Tribune-Herald staff writer
Areas in Hilo and Puna closed out 2012 with average to above-average rainfall in December, but it wasn’t near enough to balance out a very dry year.
The National Weather Service’s Honolulu Forecast Office said this week in its monthly roundup of precipitation numbers that rain gauges in North Hilo, South Hilo and the Puna districts received near- to above-average rainfall totals for the month, while gauges elsewhere on the island had below average totals.
The U.S. Geological Survey’s Saddle Quarry gauge recorded the highest total in December, of 18.55 inches, 145 percent of its average, and the highest daily total of 6.52 inches was recorded on Dec. 20 during a period of wet trade wind conditions.
“After starting the month with no measurable rainfall, gauge in the South Hilo and Puna districts recorded rainfall every day from Dec. 8 through the rest of the month,” reads the report. “The Piihonua gauge in upper Hilo had more than an inch of rain on four days.”

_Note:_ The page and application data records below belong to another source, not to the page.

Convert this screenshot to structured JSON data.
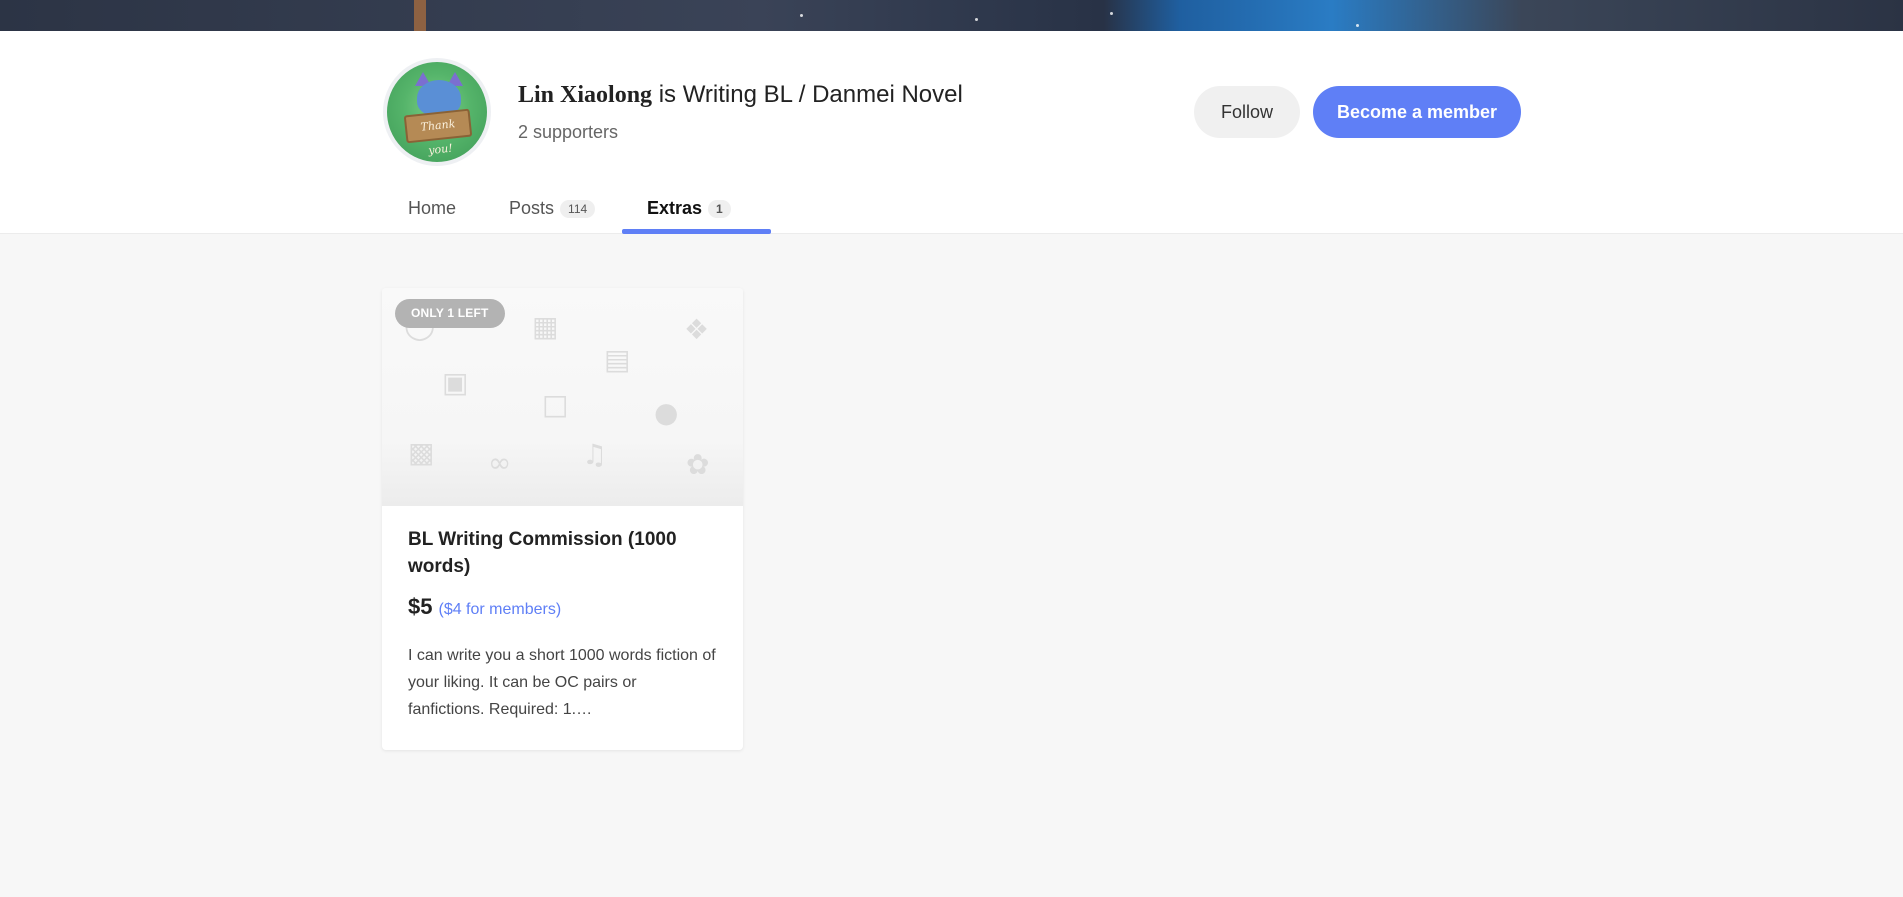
{
  "creator": {
    "name": "Lin Xiaolong",
    "tagline": " is Writing BL / Danmei Novel",
    "supporters": "2 supporters",
    "avatar_text": "Thank you!"
  },
  "actions": {
    "follow_label": "Follow",
    "member_label": "Become a member"
  },
  "tabs": [
    {
      "label": "Home",
      "count": ""
    },
    {
      "label": "Posts",
      "count": "114"
    },
    {
      "label": "Extras",
      "count": "1"
    }
  ],
  "active_tab": "Extras",
  "extra": {
    "badge": "ONLY 1 LEFT",
    "title": "BL Writing Commission (1000 words)",
    "price": "$5",
    "member_price": "($4 for members)",
    "description": "I can write you a short 1000 words fiction of your liking. It can be OC pairs or fanfictions. Required: 1.…",
    "icons": [
      "chat-icon",
      "calendar-icon",
      "film-icon",
      "gamepad-icon",
      "document-icon",
      "gift-icon",
      "microphone-icon",
      "lock-icon",
      "link-icon",
      "music-icon",
      "palette-icon"
    ]
  },
  "colors": {
    "accent": "#5f7ff6",
    "badge": "#b3b3b3",
    "page_bg": "#f7f7f7"
  }
}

However, when looking at rain on the Big Island throughout 2012, it was another below-average year, with severe drought conditions on the leeward side of the island. Earlier this week, the U.S. Department of Agriculture declared Hawaii Island a natural disaster area for the seventh year in a row due to extended drought conditions.
Many of the island’s windward rain gauge sites saw between 50 and 80 percent of the long-term average, while most of the leeward gages had totals below 50 percent of average, the report states.
The USGS’ rain gauge at Kawainui Stream had the Big Island’s highest annual total of 182.63 inches, or 135 percent of average. But Hilo Airport’s reported only 90.39 inches, or 71 percent of average — marking the eighth driest year there on record.
Farmers and ranchers on Hawaii Island have had severe drought conditions with which to contend continuously since July 1, 2008, said Kevin Kodama, senior service hydrologist with the National Weather Service. The conditions have fluctuated over time, but in total, it has added up to a very dry period for the island.
“This drought is a big deal. Prior to this one, one of the bigger benchmarks had been the 1998-2001 drought, and this has lasted longer than that, and this has been longer than that one. … In 2010, it was a really bad year,” he explained, with drought conditions in some parts of the island being classified as “D4,” or “Exception Drought,” the highest level on the classification system used by the USDA’s Drought Monitor. Some farmers and ranchers even reported that springs had dried up on their properties, Kodama said.
“Then, in late summer of 2011, the drought almost went away, but not quite, and then it got worse again,” he said. “You can’t do it overnight. It doesn’t take just one storm. You need several storms so the rainfall can soak through the soil. I’ve talked to some ranchers in Hawaii who’ve said that there will be a big thunderstorm that dumps a bunch of rain, and they’ll go out and dig up some dirt under the top soil, and right below it’s still pretty dry.”
In some cases, he added, periods of severe drought followed by a quick, hard rain can be even worse than no rain at all.
“More damaging rains can cause more problems than good,” Kodama said. It can cause flash flooding, or take away more of the topsoil. What we need are some good, prolonged, multiple rain events that allow the water to soak right through.”
Email Colin M. Stewart at firstname.lastname@example.org.